* WORK TO BE COMPLETED: Only the number is wanted: how many lines of these entries contain the word "snapchat"?

* RECORDS SHOWN:
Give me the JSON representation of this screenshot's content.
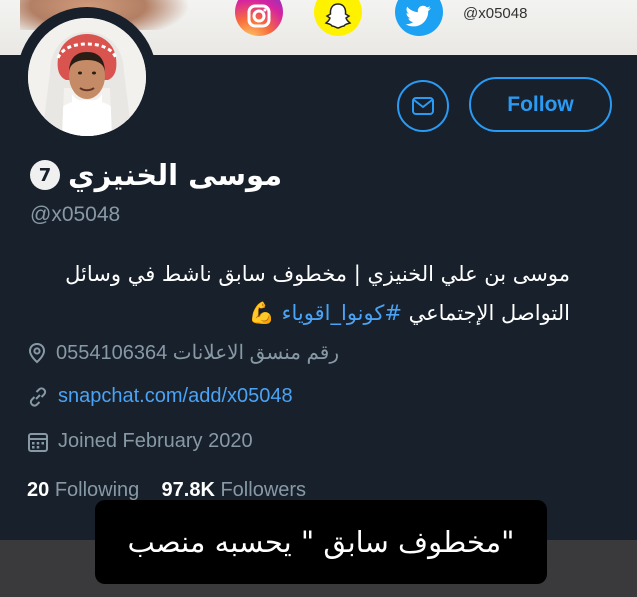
{
  "banner": {
    "icons": [
      "instagram-icon",
      "snapchat-icon",
      "twitter-icon"
    ],
    "handle": "@x05048"
  },
  "profile": {
    "display_name": "موسى الخنيزي",
    "badge": "7",
    "handle": "@x05048",
    "follow_label": "Follow",
    "bio_line1": "موسى بن علي الخنيزي | مخطوف سابق ناشط في وسائل",
    "bio_line2_text": "التواصل الإجتماعي ",
    "bio_hashtag": "#كونوا_اقوياء",
    "bio_emoji": "💪",
    "location": "رقم منسق الاعلانات 0554106364",
    "website": "snapchat.com/add/x05048",
    "joined": "Joined February 2020",
    "following_count": "20",
    "following_label": "Following",
    "followers_count": "97.8K",
    "followers_label": "Followers"
  },
  "caption": "\"مخطوف سابق \" يحسبه منصب",
  "colors": {
    "background": "#17202b",
    "accent": "#2b9af3",
    "muted_text": "#8899a6",
    "link": "#4aa3f5"
  }
}
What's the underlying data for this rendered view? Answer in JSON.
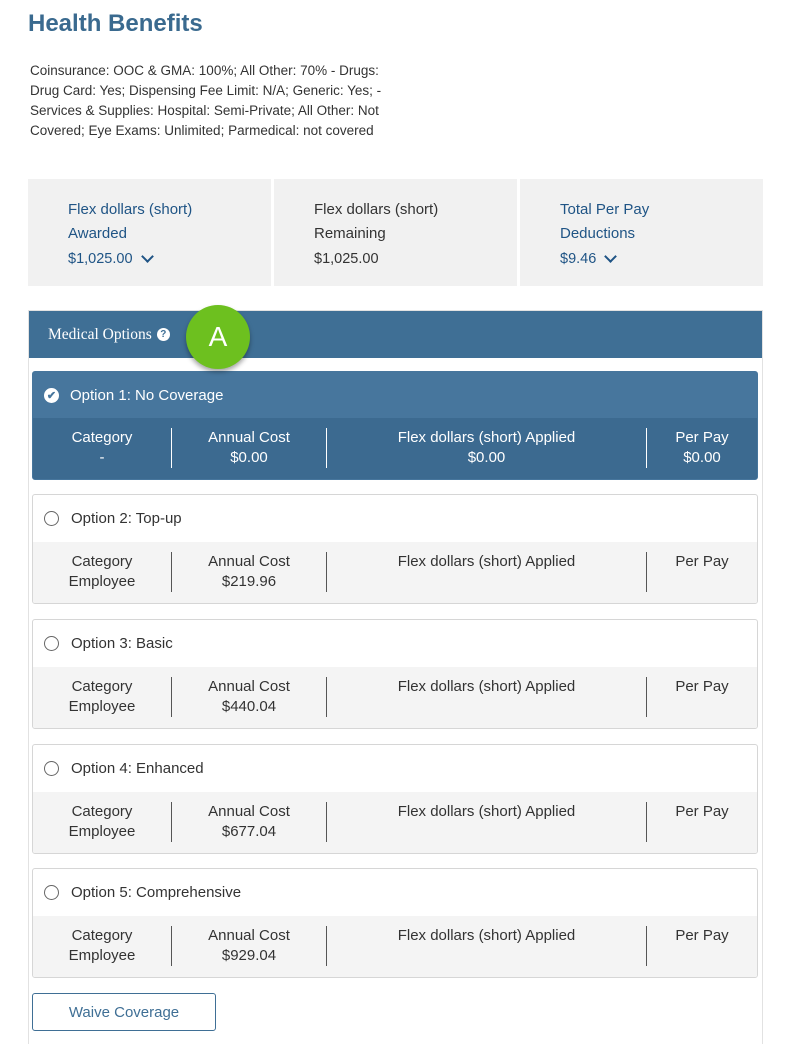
{
  "page": {
    "title": "Health Benefits",
    "description": "Coinsurance: OOC & GMA: 100%; All Other: 70% - Drugs: Drug Card: Yes; Dispensing Fee Limit: N/A; Generic: Yes; -Services & Supplies: Hospital: Semi-Private; All Other: Not Covered; Eye Exams: Unlimited; Parmedical: not covered"
  },
  "summary": {
    "awarded": {
      "line1": "Flex dollars (short)",
      "line2": "Awarded",
      "amount": "$1,025.00"
    },
    "remaining": {
      "line1": "Flex dollars (short)",
      "line2": "Remaining",
      "amount": "$1,025.00"
    },
    "deductions": {
      "line1": "Total Per Pay",
      "line2": "Deductions",
      "amount": "$9.46"
    }
  },
  "medical": {
    "header": "Medical Options",
    "help_icon": "?",
    "badge": "A",
    "col_headers": {
      "category": "Category",
      "annual_cost": "Annual Cost",
      "flex_applied": "Flex dollars (short) Applied",
      "per_pay": "Per Pay"
    },
    "options": [
      {
        "label": "Option 1: No Coverage",
        "selected": true,
        "category": "-",
        "annual_cost": "$0.00",
        "flex_applied": "$0.00",
        "per_pay": "$0.00"
      },
      {
        "label": "Option 2: Top-up",
        "selected": false,
        "category": "Employee",
        "annual_cost": "$219.96",
        "flex_applied": "",
        "per_pay": ""
      },
      {
        "label": "Option 3: Basic",
        "selected": false,
        "category": "Employee",
        "annual_cost": "$440.04",
        "flex_applied": "",
        "per_pay": ""
      },
      {
        "label": "Option 4: Enhanced",
        "selected": false,
        "category": "Employee",
        "annual_cost": "$677.04",
        "flex_applied": "",
        "per_pay": ""
      },
      {
        "label": "Option 5: Comprehensive",
        "selected": false,
        "category": "Employee",
        "annual_cost": "$929.04",
        "flex_applied": "",
        "per_pay": ""
      }
    ],
    "waive_label": "Waive Coverage"
  },
  "colors": {
    "header_bg": "#3f6f95",
    "selected_bg": "#47769d",
    "badge": "#6dc01f",
    "title": "#3a6a8f",
    "link": "#1f5485"
  }
}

* TASK RESPONSE: 2